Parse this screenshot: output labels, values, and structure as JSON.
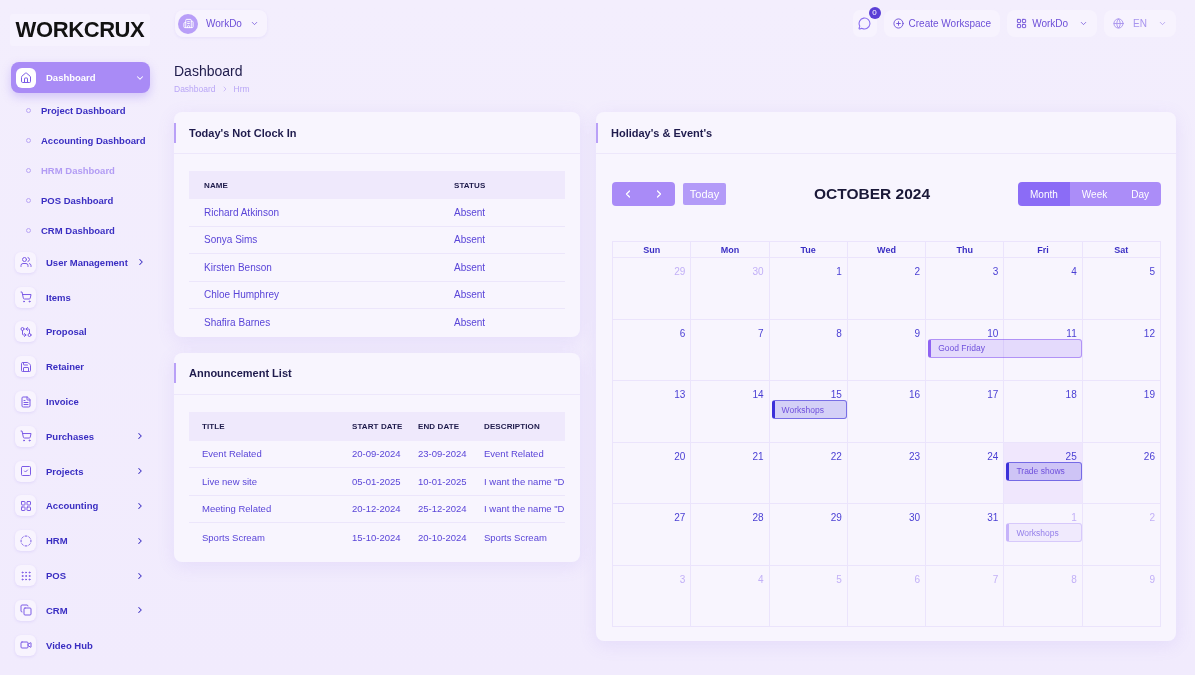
{
  "logo": {
    "text": "WORKCRUX"
  },
  "sidebar": {
    "items": [
      {
        "label": "Dashboard",
        "selected": true,
        "expanded": true,
        "children": [
          {
            "label": "Project Dashboard",
            "selected": false
          },
          {
            "label": "Accounting Dashboard",
            "selected": false
          },
          {
            "label": "HRM Dashboard",
            "selected": true
          },
          {
            "label": "POS Dashboard",
            "selected": false
          },
          {
            "label": "CRM Dashboard",
            "selected": false
          }
        ]
      },
      {
        "label": "User Management",
        "selected": false,
        "expanded": false
      },
      {
        "label": "Items",
        "selected": false
      },
      {
        "label": "Proposal",
        "selected": false
      },
      {
        "label": "Retainer",
        "selected": false
      },
      {
        "label": "Invoice",
        "selected": false
      },
      {
        "label": "Purchases",
        "selected": false,
        "expanded": false
      },
      {
        "label": "Projects",
        "selected": false,
        "expanded": false
      },
      {
        "label": "Accounting",
        "selected": false,
        "expanded": false
      },
      {
        "label": "HRM",
        "selected": false,
        "expanded": false
      },
      {
        "label": "POS",
        "selected": false,
        "expanded": false
      },
      {
        "label": "CRM",
        "selected": false,
        "expanded": false
      },
      {
        "label": "Video Hub",
        "selected": false
      }
    ]
  },
  "topbar": {
    "workspace": {
      "label": "WorkDo"
    },
    "notifications": {
      "count": "0"
    },
    "create_button": {
      "label": "Create Workspace"
    },
    "workspace_menu": {
      "label": "WorkDo"
    },
    "language": {
      "label": "EN"
    }
  },
  "page": {
    "title": "Dashboard",
    "breadcrumb": [
      "Dashboard",
      "Hrm"
    ]
  },
  "not_clocked_in": {
    "title": "Today's Not Clock In",
    "columns": [
      "NAME",
      "STATUS"
    ],
    "rows": [
      [
        "Richard Atkinson",
        "Absent"
      ],
      [
        "Sonya Sims",
        "Absent"
      ],
      [
        "Kirsten Benson",
        "Absent"
      ],
      [
        "Chloe Humphrey",
        "Absent"
      ],
      [
        "Shafira Barnes",
        "Absent"
      ]
    ]
  },
  "announcements": {
    "title": "Announcement List",
    "columns": [
      "TITLE",
      "START DATE",
      "END DATE",
      "DESCRIPTION"
    ],
    "rows": [
      [
        "Event Related",
        "20-09-2024",
        "23-09-2024",
        "Event Related"
      ],
      [
        "Live new site",
        "05-01-2025",
        "10-01-2025",
        "I want the name \"D"
      ],
      [
        "Meeting Related",
        "20-12-2024",
        "25-12-2024",
        "I want the name \"D"
      ],
      [
        "Sports Scream",
        "15-10-2024",
        "20-10-2024",
        "Sports Scream"
      ]
    ]
  },
  "calendar": {
    "title": "Holiday's & Event's",
    "month": "OCTOBER 2024",
    "today_button": {
      "label": "Today",
      "disabled": true
    },
    "views": [
      {
        "label": "Month",
        "selected": true
      },
      {
        "label": "Week",
        "selected": false
      },
      {
        "label": "Day",
        "selected": false
      }
    ],
    "weekdays": [
      "Sun",
      "Mon",
      "Tue",
      "Wed",
      "Thu",
      "Fri",
      "Sat"
    ],
    "weeks": [
      {
        "days": [
          {
            "number": "29",
            "outside": true,
            "today": false
          },
          {
            "number": "30",
            "outside": true,
            "today": false
          },
          {
            "number": "1",
            "outside": false,
            "today": false
          },
          {
            "number": "2",
            "outside": false,
            "today": false
          },
          {
            "number": "3",
            "outside": false,
            "today": false
          },
          {
            "number": "4",
            "outside": false,
            "today": false
          },
          {
            "number": "5",
            "outside": false,
            "today": false
          }
        ]
      },
      {
        "days": [
          {
            "number": "6",
            "outside": false,
            "today": false
          },
          {
            "number": "7",
            "outside": false,
            "today": false
          },
          {
            "number": "8",
            "outside": false,
            "today": false
          },
          {
            "number": "9",
            "outside": false,
            "today": false
          },
          {
            "number": "10",
            "outside": false,
            "today": false,
            "events": [
              {
                "title": "Good Friday",
                "color": "#8f63f2",
                "spans_next_day": true
              }
            ]
          },
          {
            "number": "11",
            "outside": false,
            "today": false
          },
          {
            "number": "12",
            "outside": false,
            "today": false
          }
        ]
      },
      {
        "days": [
          {
            "number": "13",
            "outside": false,
            "today": false
          },
          {
            "number": "14",
            "outside": false,
            "today": false
          },
          {
            "number": "15",
            "outside": false,
            "today": false,
            "events": [
              {
                "title": "Workshops",
                "color": "#3b30d9",
                "spans_next_day": false
              }
            ]
          },
          {
            "number": "16",
            "outside": false,
            "today": false
          },
          {
            "number": "17",
            "outside": false,
            "today": false
          },
          {
            "number": "18",
            "outside": false,
            "today": false
          },
          {
            "number": "19",
            "outside": false,
            "today": false
          }
        ]
      },
      {
        "days": [
          {
            "number": "20",
            "outside": false,
            "today": false
          },
          {
            "number": "21",
            "outside": false,
            "today": false
          },
          {
            "number": "22",
            "outside": false,
            "today": false
          },
          {
            "number": "23",
            "outside": false,
            "today": false
          },
          {
            "number": "24",
            "outside": false,
            "today": false
          },
          {
            "number": "25",
            "outside": false,
            "today": true,
            "events": [
              {
                "title": "Trade shows",
                "color": "#3b30d9",
                "spans_next_day": false
              }
            ]
          },
          {
            "number": "26",
            "outside": false,
            "today": false
          }
        ]
      },
      {
        "days": [
          {
            "number": "27",
            "outside": false,
            "today": false
          },
          {
            "number": "28",
            "outside": false,
            "today": false
          },
          {
            "number": "29",
            "outside": false,
            "today": false
          },
          {
            "number": "30",
            "outside": false,
            "today": false
          },
          {
            "number": "31",
            "outside": false,
            "today": false
          },
          {
            "number": "1",
            "outside": true,
            "today": false,
            "events": [
              {
                "title": "Workshops",
                "color": "#c6b3fa",
                "spans_next_day": false
              }
            ]
          },
          {
            "number": "2",
            "outside": true,
            "today": false
          }
        ]
      },
      {
        "days": [
          {
            "number": "3",
            "outside": true,
            "today": false
          },
          {
            "number": "4",
            "outside": true,
            "today": false
          },
          {
            "number": "5",
            "outside": true,
            "today": false
          },
          {
            "number": "6",
            "outside": true,
            "today": false
          },
          {
            "number": "7",
            "outside": true,
            "today": false
          },
          {
            "number": "8",
            "outside": true,
            "today": false
          },
          {
            "number": "9",
            "outside": true,
            "today": false
          }
        ]
      }
    ]
  }
}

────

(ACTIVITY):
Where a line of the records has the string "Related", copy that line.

(EXERCISE SOLUTION):
        "Event Related",
        "Event Related"
        "Meeting Related",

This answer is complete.